Excerpts from an interface dataset:
+--

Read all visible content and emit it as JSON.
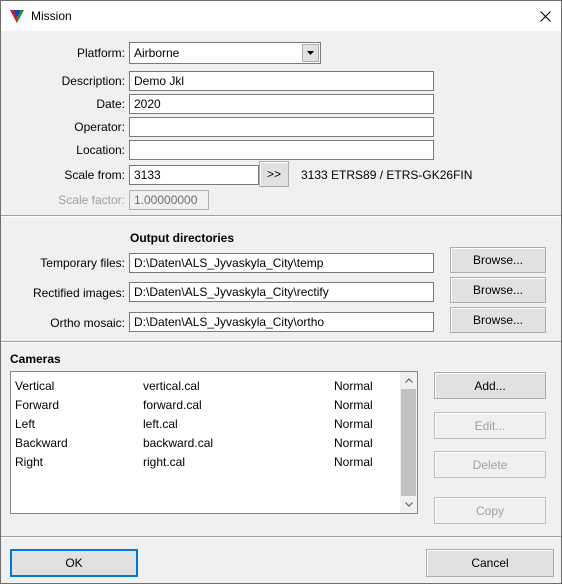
{
  "window": {
    "title": "Mission",
    "icon": "app-triangle-icon",
    "close": "close-icon"
  },
  "form": {
    "platform": {
      "label": "Platform:",
      "value": "Airborne"
    },
    "description": {
      "label": "Description:",
      "value": "Demo Jkl"
    },
    "date": {
      "label": "Date:",
      "value": "2020"
    },
    "operator": {
      "label": "Operator:",
      "value": ""
    },
    "location": {
      "label": "Location:",
      "value": ""
    },
    "scale_from": {
      "label": "Scale from:",
      "value": "3133",
      "button": ">>",
      "info": "3133 ETRS89 / ETRS-GK26FIN"
    },
    "scale_factor": {
      "label": "Scale factor:",
      "value": "1.00000000"
    }
  },
  "output": {
    "heading": "Output directories",
    "temporary": {
      "label": "Temporary files:",
      "value": "D:\\Daten\\ALS_Jyvaskyla_City\\temp",
      "button": "Browse..."
    },
    "rectified": {
      "label": "Rectified images:",
      "value": "D:\\Daten\\ALS_Jyvaskyla_City\\rectify",
      "button": "Browse..."
    },
    "ortho": {
      "label": "Ortho mosaic:",
      "value": "D:\\Daten\\ALS_Jyvaskyla_City\\ortho",
      "button": "Browse..."
    }
  },
  "cameras": {
    "heading": "Cameras",
    "rows": [
      {
        "name": "Vertical",
        "file": "vertical.cal",
        "type": "Normal"
      },
      {
        "name": "Forward",
        "file": "forward.cal",
        "type": "Normal"
      },
      {
        "name": "Left",
        "file": "left.cal",
        "type": "Normal"
      },
      {
        "name": "Backward",
        "file": "backward.cal",
        "type": "Normal"
      },
      {
        "name": "Right",
        "file": "right.cal",
        "type": "Normal"
      }
    ],
    "buttons": {
      "add": "Add...",
      "edit": "Edit...",
      "delete": "Delete",
      "copy": "Copy"
    }
  },
  "footer": {
    "ok": "OK",
    "cancel": "Cancel"
  },
  "colors": {
    "accent": "#0078d7",
    "disabled_text": "#a0a0a0"
  }
}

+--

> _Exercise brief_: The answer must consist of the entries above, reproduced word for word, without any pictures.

> _Output for this task_:
Read all visible content and emit it as JSON.
{
  "window": {
    "title": "Mission",
    "icon": "app-triangle-icon",
    "close": "close-icon"
  },
  "form": {
    "platform": {
      "label": "Platform:",
      "value": "Airborne"
    },
    "description": {
      "label": "Description:",
      "value": "Demo Jkl"
    },
    "date": {
      "label": "Date:",
      "value": "2020"
    },
    "operator": {
      "label": "Operator:",
      "value": ""
    },
    "location": {
      "label": "Location:",
      "value": ""
    },
    "scale_from": {
      "label": "Scale from:",
      "value": "3133",
      "button": ">>",
      "info": "3133 ETRS89 / ETRS-GK26FIN"
    },
    "scale_factor": {
      "label": "Scale factor:",
      "value": "1.00000000"
    }
  },
  "output": {
    "heading": "Output directories",
    "temporary": {
      "label": "Temporary files:",
      "value": "D:\\Daten\\ALS_Jyvaskyla_City\\temp",
      "button": "Browse..."
    },
    "rectified": {
      "label": "Rectified images:",
      "value": "D:\\Daten\\ALS_Jyvaskyla_City\\rectify",
      "button": "Browse..."
    },
    "ortho": {
      "label": "Ortho mosaic:",
      "value": "D:\\Daten\\ALS_Jyvaskyla_City\\ortho",
      "button": "Browse..."
    }
  },
  "cameras": {
    "heading": "Cameras",
    "rows": [
      {
        "name": "Vertical",
        "file": "vertical.cal",
        "type": "Normal"
      },
      {
        "name": "Forward",
        "file": "forward.cal",
        "type": "Normal"
      },
      {
        "name": "Left",
        "file": "left.cal",
        "type": "Normal"
      },
      {
        "name": "Backward",
        "file": "backward.cal",
        "type": "Normal"
      },
      {
        "name": "Right",
        "file": "right.cal",
        "type": "Normal"
      }
    ],
    "buttons": {
      "add": "Add...",
      "edit": "Edit...",
      "delete": "Delete",
      "copy": "Copy"
    }
  },
  "footer": {
    "ok": "OK",
    "cancel": "Cancel"
  },
  "colors": {
    "accent": "#0078d7",
    "disabled_text": "#a0a0a0"
  }
}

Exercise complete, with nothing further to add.